- **Requirement**: Return all lines below containing the word "home".

(Dataset rows describing interfaces)
§
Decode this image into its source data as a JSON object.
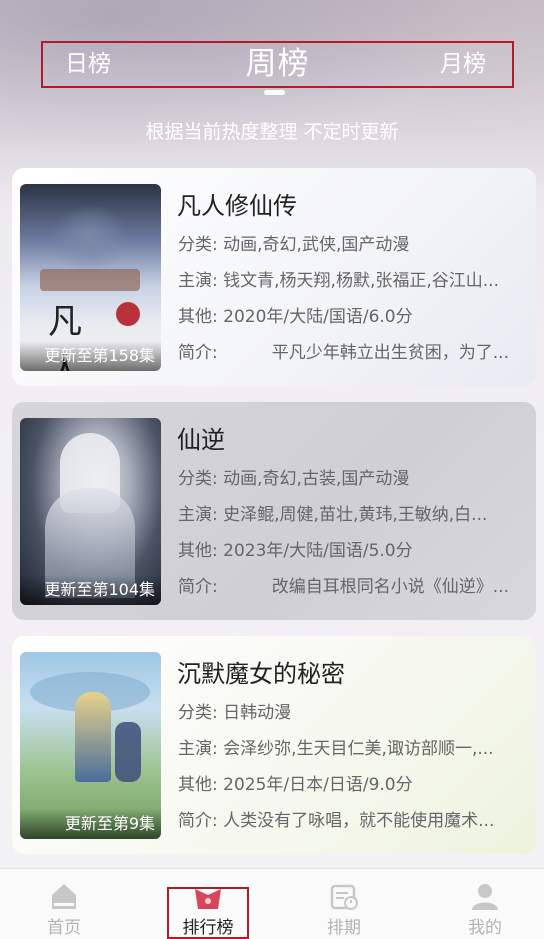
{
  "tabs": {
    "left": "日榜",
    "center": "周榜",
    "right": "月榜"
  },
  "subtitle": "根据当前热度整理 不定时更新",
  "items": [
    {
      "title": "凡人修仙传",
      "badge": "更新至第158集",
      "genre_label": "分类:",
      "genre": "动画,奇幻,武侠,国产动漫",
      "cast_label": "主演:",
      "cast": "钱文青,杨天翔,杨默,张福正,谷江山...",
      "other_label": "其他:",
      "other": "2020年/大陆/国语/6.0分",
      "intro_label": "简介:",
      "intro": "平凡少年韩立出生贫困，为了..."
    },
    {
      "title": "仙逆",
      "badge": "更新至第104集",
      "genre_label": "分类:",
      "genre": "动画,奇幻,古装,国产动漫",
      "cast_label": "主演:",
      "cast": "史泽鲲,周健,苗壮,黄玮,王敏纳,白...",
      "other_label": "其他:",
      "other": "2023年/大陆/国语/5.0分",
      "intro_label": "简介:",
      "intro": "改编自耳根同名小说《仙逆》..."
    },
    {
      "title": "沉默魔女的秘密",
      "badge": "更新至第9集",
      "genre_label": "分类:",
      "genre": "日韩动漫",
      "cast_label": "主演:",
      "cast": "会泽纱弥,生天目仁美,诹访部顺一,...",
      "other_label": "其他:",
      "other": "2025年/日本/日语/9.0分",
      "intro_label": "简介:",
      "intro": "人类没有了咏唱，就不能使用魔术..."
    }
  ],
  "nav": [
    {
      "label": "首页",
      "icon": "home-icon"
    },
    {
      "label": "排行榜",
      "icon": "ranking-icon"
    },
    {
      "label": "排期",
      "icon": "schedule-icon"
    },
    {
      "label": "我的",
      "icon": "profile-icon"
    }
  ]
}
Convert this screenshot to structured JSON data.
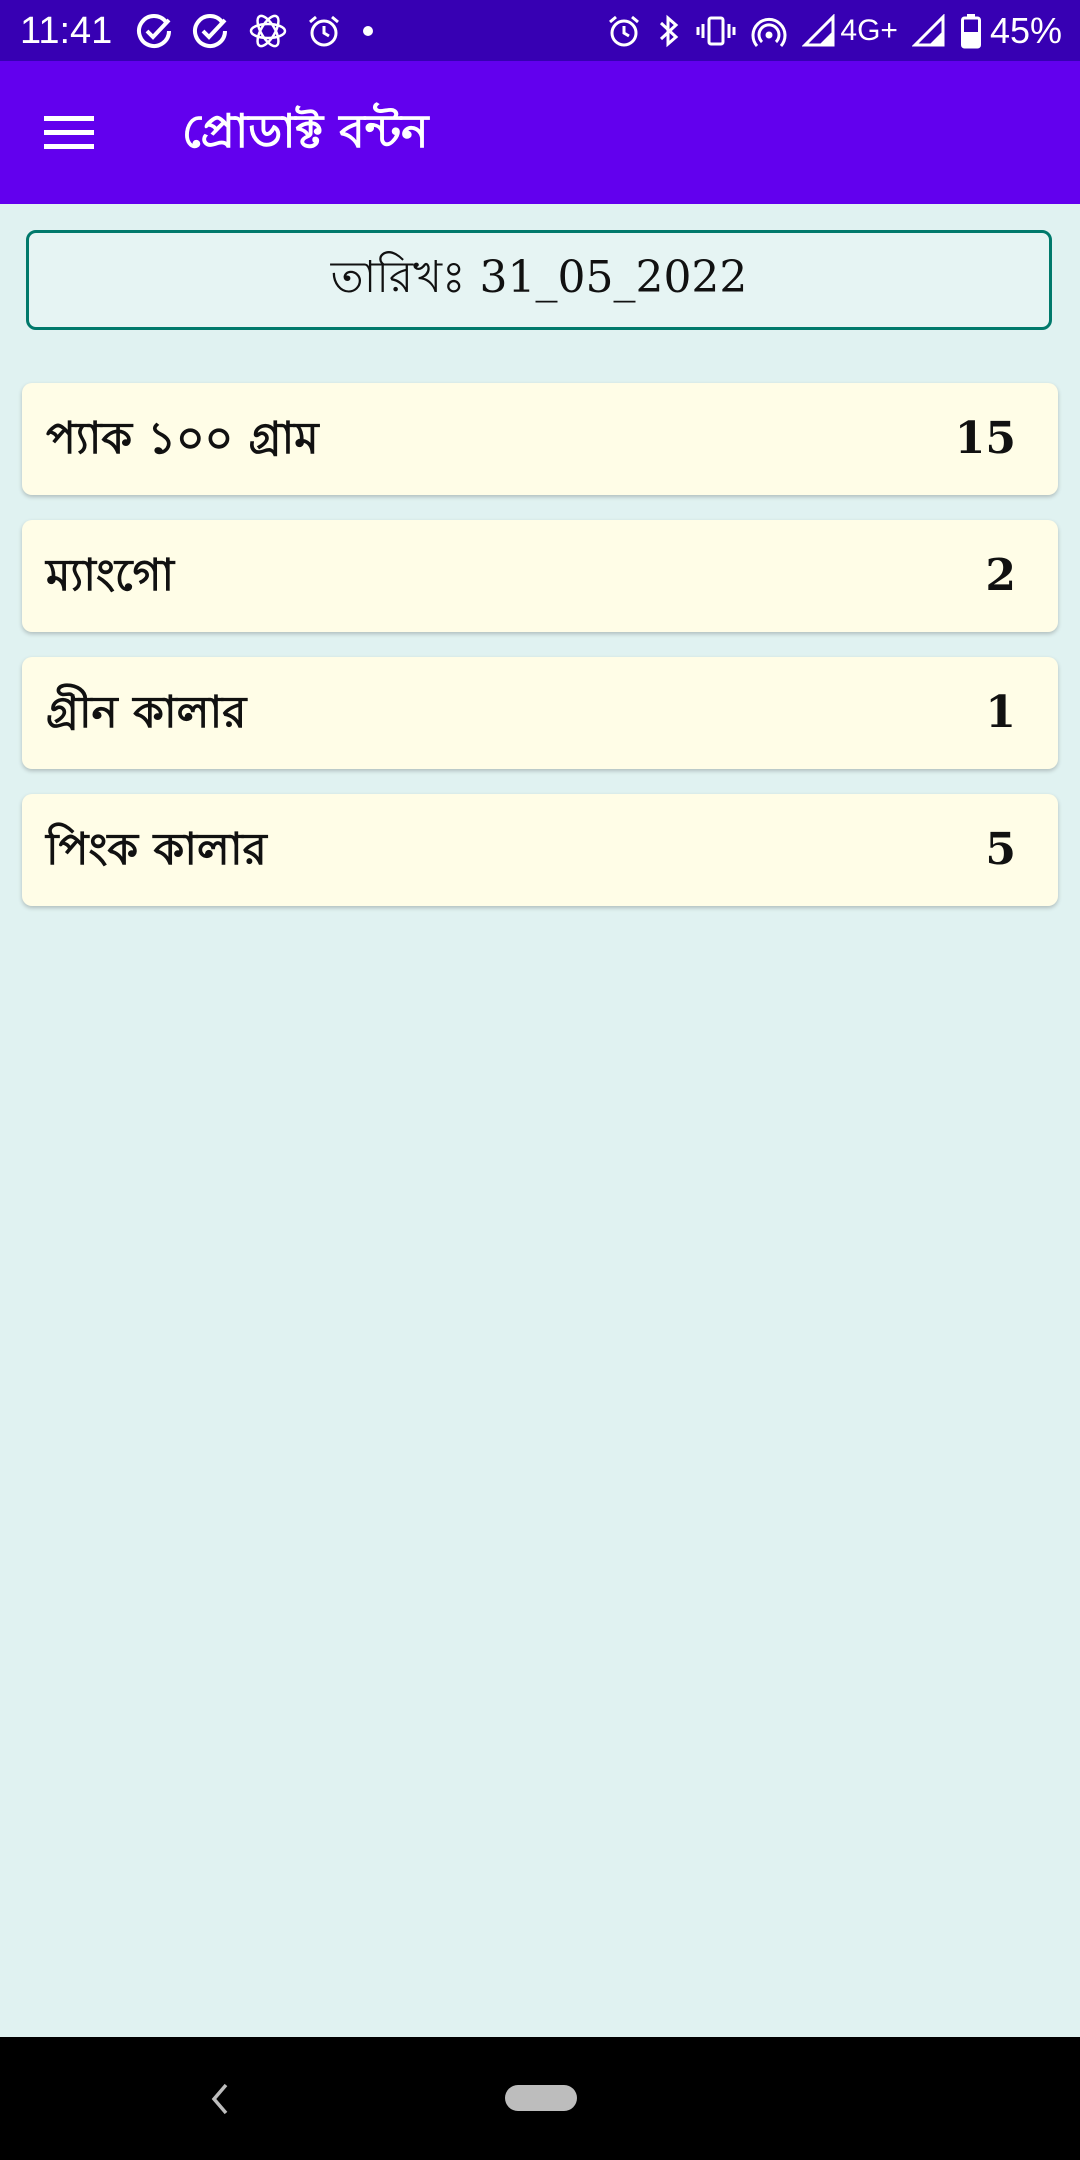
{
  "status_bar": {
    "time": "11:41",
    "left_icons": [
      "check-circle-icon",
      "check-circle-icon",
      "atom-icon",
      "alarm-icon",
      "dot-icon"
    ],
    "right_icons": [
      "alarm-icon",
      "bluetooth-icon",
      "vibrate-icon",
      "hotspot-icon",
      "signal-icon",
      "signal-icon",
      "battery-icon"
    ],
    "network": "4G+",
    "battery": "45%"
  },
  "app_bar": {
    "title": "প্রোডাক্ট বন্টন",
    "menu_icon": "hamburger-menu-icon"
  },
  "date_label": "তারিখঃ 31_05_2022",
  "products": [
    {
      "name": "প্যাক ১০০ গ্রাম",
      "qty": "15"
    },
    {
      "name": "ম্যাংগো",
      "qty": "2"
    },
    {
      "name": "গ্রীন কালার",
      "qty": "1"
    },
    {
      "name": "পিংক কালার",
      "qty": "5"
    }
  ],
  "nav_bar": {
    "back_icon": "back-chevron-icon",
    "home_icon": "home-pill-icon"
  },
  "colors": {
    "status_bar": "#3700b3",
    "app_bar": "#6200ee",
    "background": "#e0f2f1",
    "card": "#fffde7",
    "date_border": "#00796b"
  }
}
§
- **Response below**:
      "icon": "home-icon"
    "home_icon": "home-pill-icon"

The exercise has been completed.